March 14, 2015

SHOWBUZZDAILY Season Finale Review: “Banshee”


Everyone in Banshee, Pennsylvania is a tortured soul, from its Mayor to its police officers to its waitresses and teens.  That’s what gives BANSHEE a weight that goes beyond its sheer awesomeness as an action series–although make no mistake, it so consistently hits so high a bar in its set-piece sequences that there’s nothing else on television that even comes close.  (And for that matter, dollar-for-dollar it accomplishes more than just about any big-budget theatrical epic around.)  Banshee‘s third season came to an end last night with enough torture, massacre and general bloodletting for at least three other shows, but the toll all of that took on its characters was what made it powerful instead of just viscerally impressive.

The episode, written by Jennifer Ames and Steve Turner, and directed by Loni Peristere, included mysterious flashbacks to the past of the man we know as Lucas Hood, and Antony Starr, with no more cosmetic aid than a shaved beard, suggested not just a hefty amount of aging between the scenes, but a soul that had taken on more pain that it could comfortably handle.  His allies were equally shell-shocked, especially after Carrie (Ivana Milicevic), Job (Hoon Lee) and Sugar (Frankie Faison) were abducted by Colonel Stowe (Langley Kirkwood), from whom they’d stolen $6M in illegal funds, and with whom Carrie engaged in one of the show’s trademark fight-to-the-death battle sequences.  Eventually, Hood saved them, but with a price:  Carrie’s husband Gordon (Rus Blackwell), one-time mild-mannered district attorney, proved himself a badass sniper as he and Hood launched a two-man attack on Stowe’s squadron, at the cost of his own life.  That entire battle sequence was intercut with the resolution of another of the season’s storylines, as Kai Proctor (Ulrich Thomson), his niece-with-benefits Rebecca (Lili Simmons), Kai’s bodyguard/assassin Burton (Matthew Rauch), and a sword-wielding drug dealer slaughtered the other drug dealers who had been about to burn Kai alive in last week’s episode.

The temptation is to think of a season of Banshee as a collection of its action sequences, and certainly this season was marked by the incredible combat between Burton and Nola Longshadow (Odette Annable), which made it impossible to look at a car’s hood ornament the same way ever again; Hood’s escape from an obese gangster’s headquarters, which happened to be located on the flatbed of a speeding truck; the spectacular episode-long salute to Assault on Precinct 13, where the Banshee police station came under siege; and the various battle scenes involving the season’s Big Bad (in all possible ways) Chayton Littlestone (Geno Segers), culminating in some terrific CG work when Hood literally blasted Chayton apart with a shotgun.  An enormous amount of credit is due to the show’s directors, stunt team and editors for these sequences.

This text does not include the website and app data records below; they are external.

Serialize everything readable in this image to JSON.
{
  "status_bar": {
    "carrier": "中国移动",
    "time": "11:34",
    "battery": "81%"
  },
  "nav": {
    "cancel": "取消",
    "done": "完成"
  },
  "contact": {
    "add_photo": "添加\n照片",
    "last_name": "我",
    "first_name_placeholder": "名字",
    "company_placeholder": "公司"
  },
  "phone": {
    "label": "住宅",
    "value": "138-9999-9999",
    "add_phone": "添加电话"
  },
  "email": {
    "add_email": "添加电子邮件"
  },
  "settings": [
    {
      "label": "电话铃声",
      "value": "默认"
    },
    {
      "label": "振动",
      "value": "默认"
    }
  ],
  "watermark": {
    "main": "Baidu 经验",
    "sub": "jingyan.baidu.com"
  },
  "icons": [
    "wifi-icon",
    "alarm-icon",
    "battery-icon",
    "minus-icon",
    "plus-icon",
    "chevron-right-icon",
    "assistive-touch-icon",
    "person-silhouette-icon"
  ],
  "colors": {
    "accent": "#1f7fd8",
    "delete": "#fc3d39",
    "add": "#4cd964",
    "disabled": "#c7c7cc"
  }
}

But the most powerful piece of violence in the season was one of its simplest:  Chayton’s snapping the neck of Hood’s deputy and lover Siobhan (Trieste Kelly Dunn), an act that broke Hood as Banshee had never broken him before.  Series showrunner and co-creator Jonathan Tropper is a novelist whose day job is writing sensitive male-oriented rom-coms like This Is Where I Leave You, and Banshee insists on giving its characters their due; death is frequent in Banshee, but it’s not casual.  No one will ever give its cast members an Emmy (hell, no one will ever give Banshee a non-technical Emmy in general), but Starr, Milicevic, Simmons, Thomson, Hoon and Faison all perform their roles with far more depth than action-adventures usually allow.

Banshee spent the latter part of its Season 3 setting the stage for Season 4 (which for cost reasons will be 8 hours rather than the usual 10).  New deputy Kurt Bunker (Tom Pelphrey), who has a troubled ex-skinhead past, was introduced, along with his current skinhead brother.  More importantly, Job was kidnapped, probably by the same secret government unit that had interrogated and tortured Hood in the flashbacks into confessing that he’d killed his brutal father, and a despondent Hood turned in his badge at the end of the episode, apparently about to go work with Proctor while he searches for Job.  It’s certainly fertile material for the next session of the series.

Although Banshee isn’t a breakout hit for Cinemax on the scale of HBO’s Game of Thrones, it’s a solidly reliable success for the network, and cost issues aside, can probably keep going for several more seasons.  For these past three, it’s been as satisfying an hour of action entertainment as pop culture currently provides.

About the Author

Mitch Salem
MITCH SALEM has worked on the business side of the entertainment industry for 20 years, as a senior business affairs executive and attorney for such companies as NBC, ABC, USA, Syfy, Bravo, and BermanBraun Productions, and before that, at the NY law firm of Weil, Gotshal & Manges. During all that, he has more or less constantly been going to the movies and watching TV, and writing about both since the 1980s. His film reviews also currently appear on and In addition, he is co-writer of an episode of the television series "Felicity."